EXERCISE: When the string "Sale" is part of a line below, that line should be copied.

SUPPLIED DATA:
○ ○ ○ ○ ○
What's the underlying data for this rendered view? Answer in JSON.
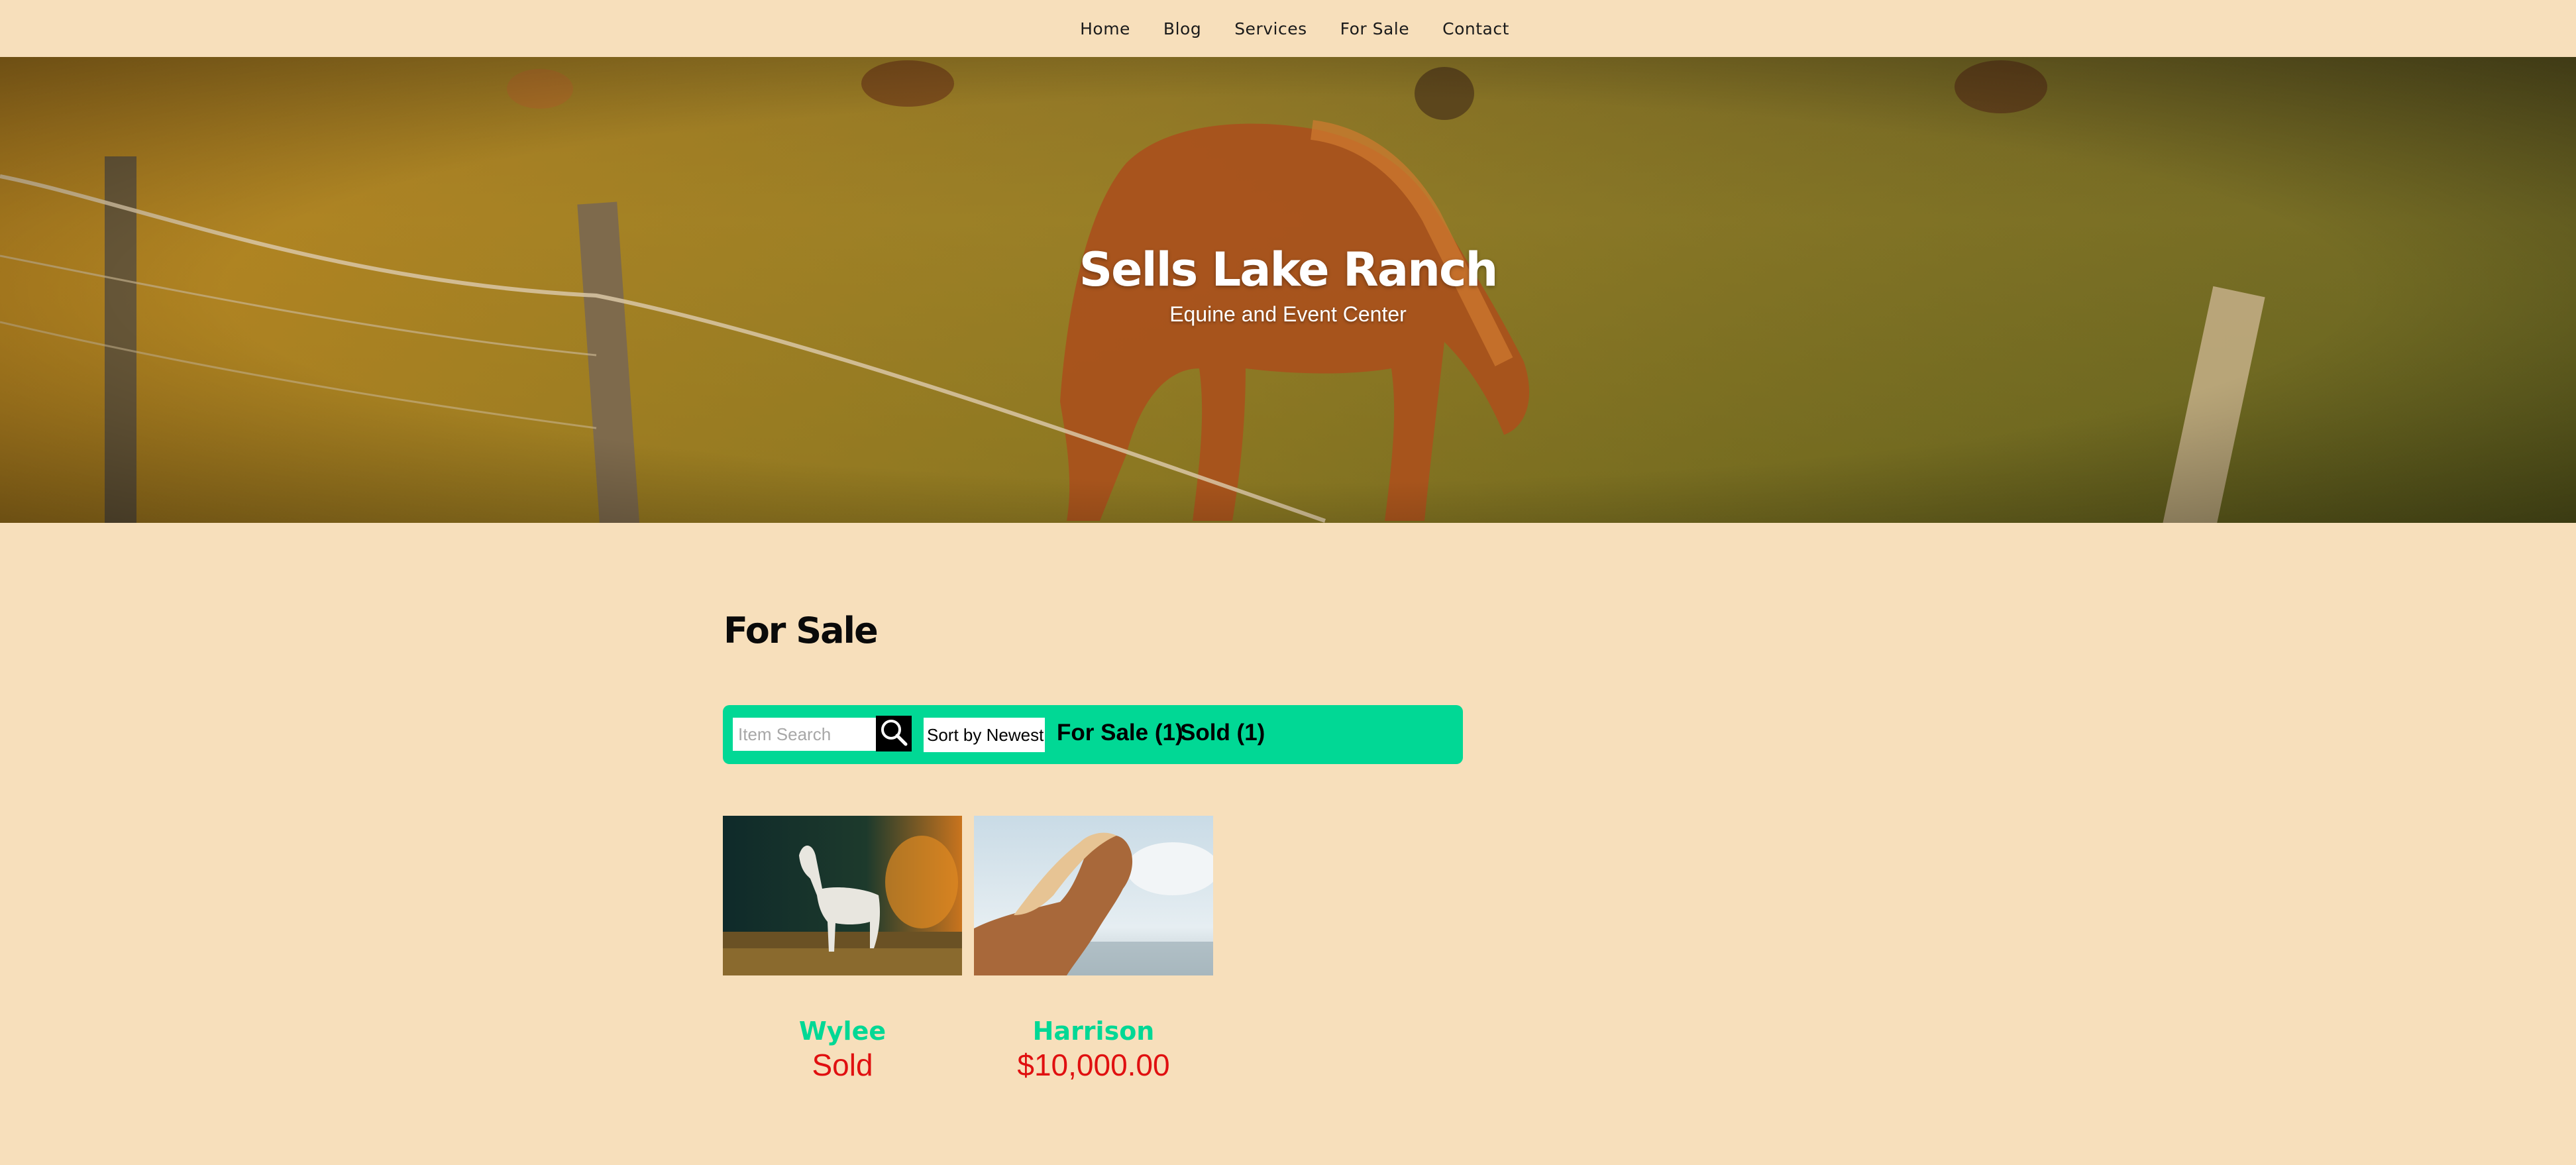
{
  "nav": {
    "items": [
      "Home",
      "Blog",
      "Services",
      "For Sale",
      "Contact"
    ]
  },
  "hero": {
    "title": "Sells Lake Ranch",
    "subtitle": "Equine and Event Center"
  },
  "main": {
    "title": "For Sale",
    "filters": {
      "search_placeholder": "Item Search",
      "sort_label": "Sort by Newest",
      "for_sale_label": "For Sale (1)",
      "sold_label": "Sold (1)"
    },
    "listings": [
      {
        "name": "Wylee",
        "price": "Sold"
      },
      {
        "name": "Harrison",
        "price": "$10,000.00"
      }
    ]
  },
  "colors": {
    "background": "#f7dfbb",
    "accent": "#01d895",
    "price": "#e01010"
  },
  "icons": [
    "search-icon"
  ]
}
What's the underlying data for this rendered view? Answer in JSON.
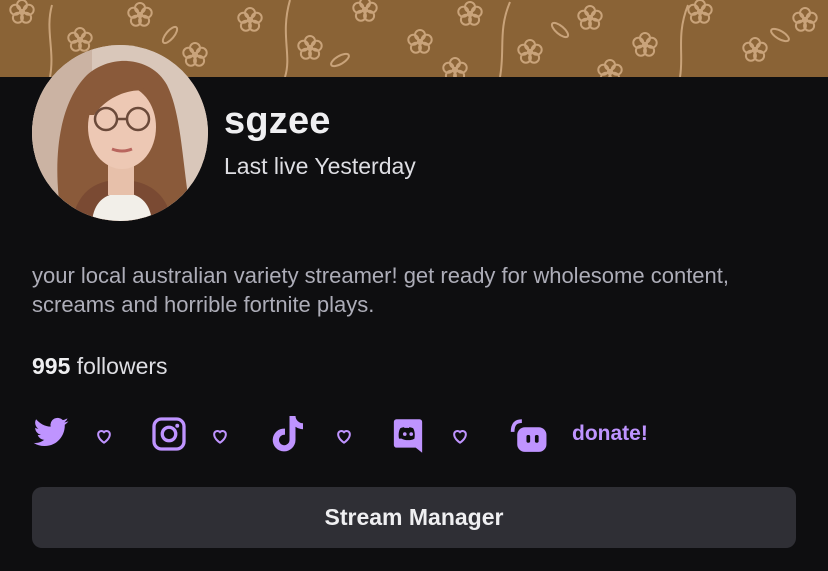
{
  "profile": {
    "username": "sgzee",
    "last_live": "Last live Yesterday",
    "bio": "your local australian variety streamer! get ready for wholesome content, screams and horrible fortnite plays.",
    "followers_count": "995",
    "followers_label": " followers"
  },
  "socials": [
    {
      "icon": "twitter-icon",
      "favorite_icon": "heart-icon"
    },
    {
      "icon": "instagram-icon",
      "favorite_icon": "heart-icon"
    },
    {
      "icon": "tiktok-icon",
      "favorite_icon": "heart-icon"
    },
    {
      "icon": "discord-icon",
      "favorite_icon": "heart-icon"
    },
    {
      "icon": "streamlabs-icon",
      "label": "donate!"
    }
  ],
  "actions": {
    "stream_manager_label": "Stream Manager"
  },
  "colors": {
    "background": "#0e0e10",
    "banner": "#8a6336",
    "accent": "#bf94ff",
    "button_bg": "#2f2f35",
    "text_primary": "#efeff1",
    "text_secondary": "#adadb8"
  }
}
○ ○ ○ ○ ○
OUTPUT OF THE TASK:
      "For Sale",
    "title": "For Sale",
      "for_sale_label": "For Sale (1)",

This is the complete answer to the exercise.